Making marriage work can be challenging under normal conditions, but throw in a pandemic leading to a lockdown, along with economic uncertainty and possible health issues, and the marital relationship can seem downright impossible!
The arrival of COVID-19 has turned our world upside down in more ways than one. As we were educated on the health issues that would arise and the precautions that needed to be taken, we tried to prepare for them as best as possible. We were much less prepared for the resulting economic collapse that has left many families, businesses, and governments scrambling to try to make ends meet and keep the country moving forward.
How a Pandemic Affects Relationships
One of the more insidious and unexpected elements of the pandemic fallout has been its deleterious effect on relationships. Couples and families have suddenly found themselves quarantined together 24/7. Additional responsibilities, such as homeschooling or new household roles, have been thrust upon people simultaneously dealing with the learning curve of working from home. Individuals are learning more than they ever expected or wanted to know about both themselves and their spouses. Living in close quarters can bring out the worst in anyone.
This national crisis is particularly stressful because of its multi-faceted attack on our normal lifestyle. Many people are plagued with worry about their own health or that of a loved one. If a relative or friend gets sick or is hospitalized, we are unable to visit. If the worst happens and that loved one dies, we are unable to attend a wake or funeral. New areas of the economy continue to be impacted by the coronavirus every week, with unemployment rates going up, small businesses going under, and investment losses drastically altering retirement plans. Job loss and financial difficulties are a huge source of stress in any marital relationship.
With so much uncertainty existing and the pace of economic recovery still up in the air, everyone is on edge.
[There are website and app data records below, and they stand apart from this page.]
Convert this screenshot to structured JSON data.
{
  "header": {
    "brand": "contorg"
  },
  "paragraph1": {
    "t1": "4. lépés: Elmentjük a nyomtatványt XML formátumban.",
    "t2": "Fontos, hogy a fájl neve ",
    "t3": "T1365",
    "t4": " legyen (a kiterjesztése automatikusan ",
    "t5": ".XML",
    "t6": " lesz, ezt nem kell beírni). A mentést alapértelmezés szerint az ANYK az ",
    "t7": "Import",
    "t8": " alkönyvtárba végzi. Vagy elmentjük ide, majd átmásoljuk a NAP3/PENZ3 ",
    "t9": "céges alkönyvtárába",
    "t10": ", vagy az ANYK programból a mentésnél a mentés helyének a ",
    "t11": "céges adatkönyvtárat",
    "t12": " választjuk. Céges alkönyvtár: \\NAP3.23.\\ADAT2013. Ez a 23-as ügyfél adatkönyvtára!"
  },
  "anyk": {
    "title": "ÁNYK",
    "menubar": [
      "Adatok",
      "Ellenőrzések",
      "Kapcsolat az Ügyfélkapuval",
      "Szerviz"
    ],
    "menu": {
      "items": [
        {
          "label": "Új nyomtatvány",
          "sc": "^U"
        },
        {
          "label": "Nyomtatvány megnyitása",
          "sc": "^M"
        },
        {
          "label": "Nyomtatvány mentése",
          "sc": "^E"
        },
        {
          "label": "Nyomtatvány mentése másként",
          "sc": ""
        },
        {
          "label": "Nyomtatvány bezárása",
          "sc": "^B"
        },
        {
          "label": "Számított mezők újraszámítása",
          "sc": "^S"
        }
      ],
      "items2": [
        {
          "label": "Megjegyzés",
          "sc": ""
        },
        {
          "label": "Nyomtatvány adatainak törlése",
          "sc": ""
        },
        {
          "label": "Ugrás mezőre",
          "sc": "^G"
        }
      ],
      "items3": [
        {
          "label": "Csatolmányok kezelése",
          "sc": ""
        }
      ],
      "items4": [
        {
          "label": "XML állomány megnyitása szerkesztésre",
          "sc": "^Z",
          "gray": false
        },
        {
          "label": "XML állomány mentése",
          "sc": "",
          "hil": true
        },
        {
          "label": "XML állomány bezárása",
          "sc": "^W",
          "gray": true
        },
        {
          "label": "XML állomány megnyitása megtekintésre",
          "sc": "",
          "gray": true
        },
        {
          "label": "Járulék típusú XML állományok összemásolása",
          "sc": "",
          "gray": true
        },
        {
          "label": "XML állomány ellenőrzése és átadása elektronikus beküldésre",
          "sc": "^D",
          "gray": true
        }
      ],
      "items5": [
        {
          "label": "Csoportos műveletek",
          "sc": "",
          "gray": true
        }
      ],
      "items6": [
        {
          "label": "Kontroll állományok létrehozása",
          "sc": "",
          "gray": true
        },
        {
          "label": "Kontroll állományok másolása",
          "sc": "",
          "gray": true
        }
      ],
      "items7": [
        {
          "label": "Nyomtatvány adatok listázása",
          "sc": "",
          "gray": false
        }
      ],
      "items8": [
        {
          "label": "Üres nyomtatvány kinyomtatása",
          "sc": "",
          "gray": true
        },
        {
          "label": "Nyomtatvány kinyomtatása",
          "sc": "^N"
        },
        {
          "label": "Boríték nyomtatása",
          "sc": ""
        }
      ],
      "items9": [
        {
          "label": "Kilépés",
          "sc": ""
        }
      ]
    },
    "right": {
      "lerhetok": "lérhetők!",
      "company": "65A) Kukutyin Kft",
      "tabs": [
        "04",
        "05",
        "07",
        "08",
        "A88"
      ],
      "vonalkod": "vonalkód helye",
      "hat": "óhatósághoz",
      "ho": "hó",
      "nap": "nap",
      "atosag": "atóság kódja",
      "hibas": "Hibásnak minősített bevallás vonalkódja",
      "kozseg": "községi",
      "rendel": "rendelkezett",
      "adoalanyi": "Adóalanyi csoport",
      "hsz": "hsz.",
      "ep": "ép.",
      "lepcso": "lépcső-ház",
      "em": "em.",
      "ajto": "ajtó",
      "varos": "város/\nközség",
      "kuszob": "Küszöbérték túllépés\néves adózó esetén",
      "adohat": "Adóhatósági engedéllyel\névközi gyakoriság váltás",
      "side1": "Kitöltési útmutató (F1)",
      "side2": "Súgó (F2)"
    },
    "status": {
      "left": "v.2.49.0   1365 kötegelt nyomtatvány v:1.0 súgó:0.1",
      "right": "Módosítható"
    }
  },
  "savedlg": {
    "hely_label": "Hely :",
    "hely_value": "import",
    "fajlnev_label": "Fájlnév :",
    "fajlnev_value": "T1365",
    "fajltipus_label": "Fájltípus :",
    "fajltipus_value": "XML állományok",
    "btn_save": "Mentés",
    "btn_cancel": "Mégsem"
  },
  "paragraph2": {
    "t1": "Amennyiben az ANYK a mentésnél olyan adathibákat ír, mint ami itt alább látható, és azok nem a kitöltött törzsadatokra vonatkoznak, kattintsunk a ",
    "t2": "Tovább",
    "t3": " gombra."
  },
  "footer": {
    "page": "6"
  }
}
It can be tempting to take out our frustrations and fears on those closest to us, saying things we do not mean. We are unable to escape to the gym as an outlet, or go for a walk with a friend to vent. Those who have children have the sudden added responsibility of overseeing their schoolwork and keeping them constantly entertained. This scenario can create a recipe for disaster for marriages that are not solid.
Doctors describe “trigger events” that can set a body down the path of disease or sickness. A person may be predisposed to a certain condition but not exhibit any symptoms until a trigger (such as pregnancy, unexpected stress, or an injury) occurs, at which point s/he goes downhill quickly. The same can be true of relationships. A marriage may not have been healthy for a while, but the two parties may not have been aware of the decline or have not wanted to address their issues. The arrival of this virus has served as a “trigger” for many spouses, bringing their former denial or avoidance to the surface and forcing them to realize that they have some big problems. As a fault line appears in the relationship, couples are forced to make a decision to either put some hard work into the marriage to save it, or else to end it.
How Marital Mediation Can Help
When couples realize that their relationship is in trouble but are not yet at the point of wanting a divorce, they can be helped tremendously by Marital Mediation. This is not the same thing as therapy or counseling. I am not a trained therapist; I am a Mediator. The difference is that instead of digging into each spouse’s past, looking at their parents’ marriages, or analyzing why they do what they do, we instead concentrate on the present issues at hand. I ask questions to learn about what situations cause conflict or make one or both parties uncomfortable or unhappy. Spousal dissatisfaction is not necessarily obvious but could still be there. After identifying the root issues, we discuss ways to adjust both behaviors and reactions to make the marriage work. My goal is to help the couple learn how to express their true feelings constructively so they can resolve issues in a way that preserves the family unit.
Marital Mediation may also be helpful for couples who do not feel that a divorce is the right path, or who do not want to put their children or extended families through the pain of a divorce.
During Marital Mediation, I meet with both parties together to address their situation. The number of sessions will vary according to both the issues at hand and how quickly we can resolve them.
Common Marital Issues
While each couple is unique and comes with their own set of baggage, there are certain scenarios that I see regularly. Couples often have different approaches to child-rearing, and the challenges of meshing those different approaches sometimes cause people to think they are too different to be married. That is not always the case. Another common scenario is having differing attitudes toward money, such as contradictory spending, saving, and earning habits. While spouses may not be able to change their attitudes in these areas, we may be able to work together to find strategies for accommodating those differences.
We may not all be on the front lines in the current fight against COVID-19, but we are all certainly being affected by this war against an invisible enemy. If you feel like your marriage is under fire and needs some resuscitation, contact me to schedule Marital Mediation sessions.